” Several other poems use ‘nature’ as a symbol of hope, and of ‘life after death’, most notably The Trees: “Their yearly trick of looking new Is written down in rings of grain. ” This optimistic view does not seem to fit in with Larkin’s fears about dying, but in actual fact the two sit well together throughout the collection, making the juxtaposition of the two ideas in The Old Fools fairly typical. The imagery of ‘light’, divided into natural and man-made categories, appears often in High Windows. Instances of both occur in The Old Fools, to different effects.

Artificial light, here provided by the “lamp” in the “lighted rooms inside [their] head[s]” suggests loneliness, as Larkin felt that the increase in ‘modern’ technology would islolate humans, playing out his deep fear of dying alone. The same image is used in Vers de Societe, where Larkin suffers a dilemma: attend a dinner party, and listen to ” the drivel of some bitch / Who’s read nothing but Which… ” or to stay at home, sit under his lamp and contemplate his age. He chooses to attend the party, simply because “sitting by a lamp more often brings / Not peace, but other things…

” Sunlight, in High Windows, usually symbolizes serenity and tranquillity. In the third stanze of The Old Fools, it illuminates the ‘rooms’ inside the heads of the aged, making the image seem less miserable: “… the sun’s / Faint friendliness on the wall some lonely / Midsummer evening… ” Similarly to the eponymous High Windows, with their “sun-comprehending glass”, this image is uplifting and calm, but also carries with it the connotations of the poems’ links to ageing and dying that are, apparently, inescapable.

The regular rhyme in The Old Fools is almost a trademark for Larkin – his carefully worked-out rhyme schemes are found throughout High Windows, and yet there are exceptions. The Explosion, for instance, has no rhyme scheme whatsoever, perhaps indicating Larkin’s inability to believe in the God that offers the community their comfort. Solar also lacks a rhyme scheme, although it seems that in this case it is the presence of a comforting ‘being’ (the Sun) that elicits idolatry sufficient to bypass a rhyme scheme.

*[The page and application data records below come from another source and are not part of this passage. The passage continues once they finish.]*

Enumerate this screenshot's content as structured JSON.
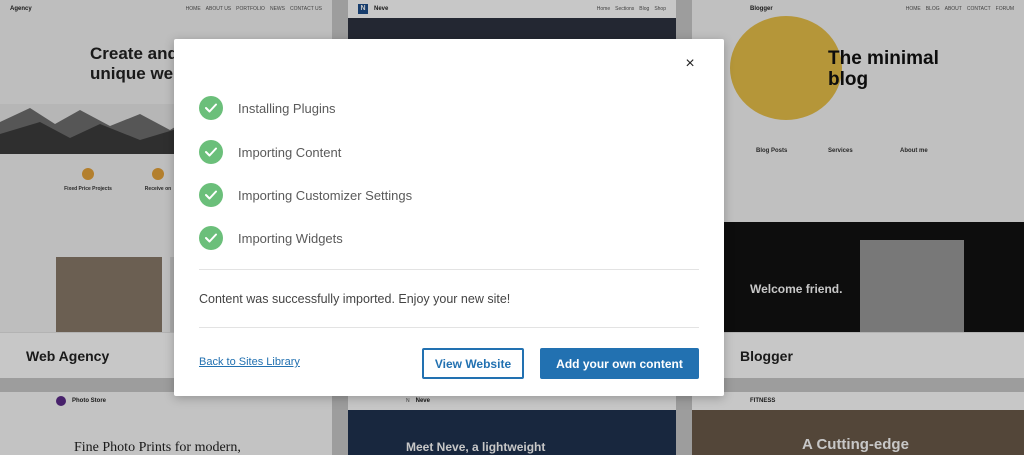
{
  "modal": {
    "close_icon": "×",
    "steps": [
      {
        "label": "Installing Plugins",
        "status": "done"
      },
      {
        "label": "Importing Content",
        "status": "done"
      },
      {
        "label": "Importing Customizer Settings",
        "status": "done"
      },
      {
        "label": "Importing Widgets",
        "status": "done"
      }
    ],
    "message": "Content was successfully imported. Enjoy your new site!",
    "back_link": "Back to Sites Library",
    "view_button": "View Website",
    "add_button": "Add your own content",
    "accent_color": "#2271b1",
    "check_color": "#6bbf7a"
  },
  "background": {
    "cards": [
      {
        "name": "Web Agency",
        "logo": "Agency",
        "nav": [
          "HOME",
          "ABOUT US",
          "PORTFOLIO",
          "NEWS",
          "CONTACT US"
        ],
        "hero": "Create and g\nunique webs",
        "features": [
          "Fixed Price Projects",
          "Receive on"
        ]
      },
      {
        "name": "Neve",
        "logo": "Neve",
        "nav": [
          "Home",
          "Sections",
          "Blog",
          "Shop"
        ]
      },
      {
        "name": "Blogger",
        "logo": "Blogger",
        "nav": [
          "HOME",
          "BLOG",
          "ABOUT",
          "CONTACT",
          "FORUM"
        ],
        "hero": "The minimal\nblog",
        "columns": [
          "Blog Posts",
          "Services",
          "About me"
        ],
        "banner": "Welcome friend."
      },
      {
        "logo": "Photo Store",
        "hero": "Fine Photo Prints for modern,"
      },
      {
        "logo": "Neve",
        "hero": "Meet Neve, a lightweight"
      },
      {
        "logo": "FITNESS",
        "hero": "A Cutting-edge"
      }
    ]
  }
}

However, these two poems are in a minority, and regular, if at times subtle, rhyme schemes as in The old Fools are the norm for Larkin in High Windows. The Old Fools, however, does differ from the expectations of a ‘typical’ High Windows poem in some ways. The use of questions such as “Why aren’t they screaming? ” in the first stanza is not a technique Larkin favours, although it does occur in other poems. They have the function of conveying Larkin’s uncertainty, and of making the reader question their own views on the subject, to re-evaluate their thoughts about death. By including the reader in the final line – “We shall find out.

“Larkin makes it impossible to ignore the fate waiting for all of us, at some point. On the whole, I feel that the slightly deviant factors of the poem are not outweighed by the typical features style and content, however, as a matter of principle I would like to state that I think calling any poem ‘typical’ is unfair. Each poem has its own subtle contours that define it as a single piece, and to generalise between poems, even from the same anthology, is to overlook their worth as individual moments, captured and articulated by the poet. As Larkin himself wrote: ” I believe that every poem should be its own sole freshly created universe. “